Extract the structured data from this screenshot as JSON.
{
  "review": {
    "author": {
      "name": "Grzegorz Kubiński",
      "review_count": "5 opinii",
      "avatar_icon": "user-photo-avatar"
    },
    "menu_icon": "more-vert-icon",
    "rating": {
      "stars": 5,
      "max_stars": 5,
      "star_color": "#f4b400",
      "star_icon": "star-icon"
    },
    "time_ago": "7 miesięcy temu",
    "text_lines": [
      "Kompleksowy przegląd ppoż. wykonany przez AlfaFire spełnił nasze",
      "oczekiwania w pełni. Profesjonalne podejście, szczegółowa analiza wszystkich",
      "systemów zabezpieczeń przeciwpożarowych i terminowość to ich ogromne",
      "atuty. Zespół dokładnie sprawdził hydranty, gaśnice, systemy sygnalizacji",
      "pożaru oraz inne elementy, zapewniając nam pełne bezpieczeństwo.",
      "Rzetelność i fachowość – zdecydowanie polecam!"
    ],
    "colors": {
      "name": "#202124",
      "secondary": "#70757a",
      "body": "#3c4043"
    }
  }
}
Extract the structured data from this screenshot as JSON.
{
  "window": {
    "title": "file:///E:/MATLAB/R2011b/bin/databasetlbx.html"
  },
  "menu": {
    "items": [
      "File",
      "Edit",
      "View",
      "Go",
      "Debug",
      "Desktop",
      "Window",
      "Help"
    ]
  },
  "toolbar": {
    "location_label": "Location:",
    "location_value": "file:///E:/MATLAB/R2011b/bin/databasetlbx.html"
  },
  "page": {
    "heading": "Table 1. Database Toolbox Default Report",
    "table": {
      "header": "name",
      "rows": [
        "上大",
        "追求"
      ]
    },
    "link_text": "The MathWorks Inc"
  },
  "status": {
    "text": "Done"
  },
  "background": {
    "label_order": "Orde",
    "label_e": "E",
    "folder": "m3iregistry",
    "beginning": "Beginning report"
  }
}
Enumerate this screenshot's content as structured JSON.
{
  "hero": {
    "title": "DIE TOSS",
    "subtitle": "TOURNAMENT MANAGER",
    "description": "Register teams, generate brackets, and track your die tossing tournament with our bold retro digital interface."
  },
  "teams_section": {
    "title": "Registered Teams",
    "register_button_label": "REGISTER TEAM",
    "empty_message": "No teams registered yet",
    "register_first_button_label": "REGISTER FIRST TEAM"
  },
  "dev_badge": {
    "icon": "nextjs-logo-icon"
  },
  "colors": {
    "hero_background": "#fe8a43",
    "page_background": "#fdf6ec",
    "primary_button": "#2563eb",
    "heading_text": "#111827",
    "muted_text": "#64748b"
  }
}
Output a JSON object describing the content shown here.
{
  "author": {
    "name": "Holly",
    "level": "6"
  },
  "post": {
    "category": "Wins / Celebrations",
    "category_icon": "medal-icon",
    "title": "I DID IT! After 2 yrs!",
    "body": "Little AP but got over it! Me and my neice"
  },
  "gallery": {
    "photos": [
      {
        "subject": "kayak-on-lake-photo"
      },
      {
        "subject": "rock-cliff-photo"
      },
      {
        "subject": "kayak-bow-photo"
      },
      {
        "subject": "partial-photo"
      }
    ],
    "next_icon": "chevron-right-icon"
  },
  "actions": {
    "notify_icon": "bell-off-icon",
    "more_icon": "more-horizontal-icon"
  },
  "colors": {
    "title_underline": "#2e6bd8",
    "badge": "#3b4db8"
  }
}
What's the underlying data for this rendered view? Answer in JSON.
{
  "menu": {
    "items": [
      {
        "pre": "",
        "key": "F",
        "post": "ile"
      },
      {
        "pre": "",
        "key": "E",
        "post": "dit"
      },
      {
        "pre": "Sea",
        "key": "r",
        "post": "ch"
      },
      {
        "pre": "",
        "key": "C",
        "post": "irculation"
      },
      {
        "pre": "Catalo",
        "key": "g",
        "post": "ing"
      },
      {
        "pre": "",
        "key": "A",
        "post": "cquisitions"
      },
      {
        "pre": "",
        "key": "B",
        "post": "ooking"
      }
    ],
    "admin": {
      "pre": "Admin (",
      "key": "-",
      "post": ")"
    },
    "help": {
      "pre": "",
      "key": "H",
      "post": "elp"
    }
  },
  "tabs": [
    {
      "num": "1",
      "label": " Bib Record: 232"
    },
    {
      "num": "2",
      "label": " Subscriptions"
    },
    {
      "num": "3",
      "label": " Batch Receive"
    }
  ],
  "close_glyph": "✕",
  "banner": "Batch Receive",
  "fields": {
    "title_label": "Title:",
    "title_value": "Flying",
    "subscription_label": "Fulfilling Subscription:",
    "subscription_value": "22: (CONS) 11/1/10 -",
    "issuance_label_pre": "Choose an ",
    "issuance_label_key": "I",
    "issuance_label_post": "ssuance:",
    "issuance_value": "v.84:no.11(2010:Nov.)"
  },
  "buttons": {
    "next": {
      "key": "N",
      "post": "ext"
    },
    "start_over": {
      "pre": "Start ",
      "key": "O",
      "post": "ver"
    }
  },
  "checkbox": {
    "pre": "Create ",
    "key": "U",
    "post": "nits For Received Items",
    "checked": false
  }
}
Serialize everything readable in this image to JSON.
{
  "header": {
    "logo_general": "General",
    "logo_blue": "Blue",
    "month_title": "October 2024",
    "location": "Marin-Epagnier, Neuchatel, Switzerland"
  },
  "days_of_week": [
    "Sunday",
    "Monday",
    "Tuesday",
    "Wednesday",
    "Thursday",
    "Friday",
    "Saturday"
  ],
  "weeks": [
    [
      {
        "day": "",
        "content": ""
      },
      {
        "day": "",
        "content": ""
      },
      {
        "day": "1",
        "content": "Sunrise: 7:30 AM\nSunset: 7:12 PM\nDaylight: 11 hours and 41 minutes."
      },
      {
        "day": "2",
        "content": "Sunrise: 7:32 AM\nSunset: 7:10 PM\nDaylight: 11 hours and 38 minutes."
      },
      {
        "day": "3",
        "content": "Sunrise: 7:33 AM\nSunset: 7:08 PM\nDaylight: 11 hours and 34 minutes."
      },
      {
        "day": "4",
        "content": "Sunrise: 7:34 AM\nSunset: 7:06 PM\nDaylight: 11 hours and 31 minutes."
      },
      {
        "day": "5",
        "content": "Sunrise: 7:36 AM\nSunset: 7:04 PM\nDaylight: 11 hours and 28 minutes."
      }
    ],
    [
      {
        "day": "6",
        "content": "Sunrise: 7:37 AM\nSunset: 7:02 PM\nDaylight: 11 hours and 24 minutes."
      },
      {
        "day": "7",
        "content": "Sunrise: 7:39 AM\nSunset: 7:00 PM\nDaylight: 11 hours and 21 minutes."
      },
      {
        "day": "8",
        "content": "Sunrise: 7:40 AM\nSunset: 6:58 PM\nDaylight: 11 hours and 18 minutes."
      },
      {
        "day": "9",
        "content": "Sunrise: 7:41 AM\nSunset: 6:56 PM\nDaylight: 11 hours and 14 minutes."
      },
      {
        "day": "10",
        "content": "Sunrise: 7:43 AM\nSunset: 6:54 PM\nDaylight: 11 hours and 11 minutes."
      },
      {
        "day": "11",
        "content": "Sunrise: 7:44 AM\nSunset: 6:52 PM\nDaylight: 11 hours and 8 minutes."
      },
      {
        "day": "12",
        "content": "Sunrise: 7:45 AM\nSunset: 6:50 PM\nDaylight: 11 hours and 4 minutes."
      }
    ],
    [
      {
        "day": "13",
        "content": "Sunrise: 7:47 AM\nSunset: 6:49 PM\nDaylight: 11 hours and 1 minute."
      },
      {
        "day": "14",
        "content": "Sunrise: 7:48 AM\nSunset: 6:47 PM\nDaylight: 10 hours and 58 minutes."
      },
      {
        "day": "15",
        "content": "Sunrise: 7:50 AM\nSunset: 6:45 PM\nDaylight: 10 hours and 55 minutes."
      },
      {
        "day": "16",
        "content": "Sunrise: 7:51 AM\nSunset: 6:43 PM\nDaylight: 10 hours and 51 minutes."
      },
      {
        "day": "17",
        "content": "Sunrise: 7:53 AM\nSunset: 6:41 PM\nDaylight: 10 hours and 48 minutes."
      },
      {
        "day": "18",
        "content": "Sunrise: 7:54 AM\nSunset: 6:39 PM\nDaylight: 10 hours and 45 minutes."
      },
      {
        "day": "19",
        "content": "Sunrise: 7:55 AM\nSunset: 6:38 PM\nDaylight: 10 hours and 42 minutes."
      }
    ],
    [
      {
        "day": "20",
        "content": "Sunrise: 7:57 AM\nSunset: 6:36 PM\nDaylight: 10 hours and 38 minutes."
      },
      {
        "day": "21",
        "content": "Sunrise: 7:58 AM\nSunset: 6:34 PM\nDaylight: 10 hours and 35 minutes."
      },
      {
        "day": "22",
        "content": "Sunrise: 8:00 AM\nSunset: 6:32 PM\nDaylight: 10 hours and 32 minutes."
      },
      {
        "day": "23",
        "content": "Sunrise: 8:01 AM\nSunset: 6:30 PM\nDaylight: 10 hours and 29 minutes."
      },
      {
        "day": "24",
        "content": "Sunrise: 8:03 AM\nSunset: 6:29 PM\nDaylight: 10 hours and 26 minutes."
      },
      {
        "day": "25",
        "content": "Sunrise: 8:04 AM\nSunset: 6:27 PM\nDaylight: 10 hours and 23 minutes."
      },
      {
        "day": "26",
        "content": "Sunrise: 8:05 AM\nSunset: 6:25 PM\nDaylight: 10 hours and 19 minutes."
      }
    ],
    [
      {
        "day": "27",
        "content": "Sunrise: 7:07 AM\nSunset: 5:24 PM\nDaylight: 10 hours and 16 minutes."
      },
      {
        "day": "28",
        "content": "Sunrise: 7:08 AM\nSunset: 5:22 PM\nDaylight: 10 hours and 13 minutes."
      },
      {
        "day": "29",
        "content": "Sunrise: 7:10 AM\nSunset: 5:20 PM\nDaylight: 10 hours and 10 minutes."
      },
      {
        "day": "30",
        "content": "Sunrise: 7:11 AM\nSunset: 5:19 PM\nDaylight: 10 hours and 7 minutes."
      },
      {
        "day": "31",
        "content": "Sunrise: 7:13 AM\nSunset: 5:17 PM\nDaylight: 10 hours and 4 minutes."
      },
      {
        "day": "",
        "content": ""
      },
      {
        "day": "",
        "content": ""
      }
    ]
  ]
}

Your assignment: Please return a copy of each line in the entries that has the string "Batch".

Task answer:
      "label": " Batch Receive"
  "banner": "Batch Receive",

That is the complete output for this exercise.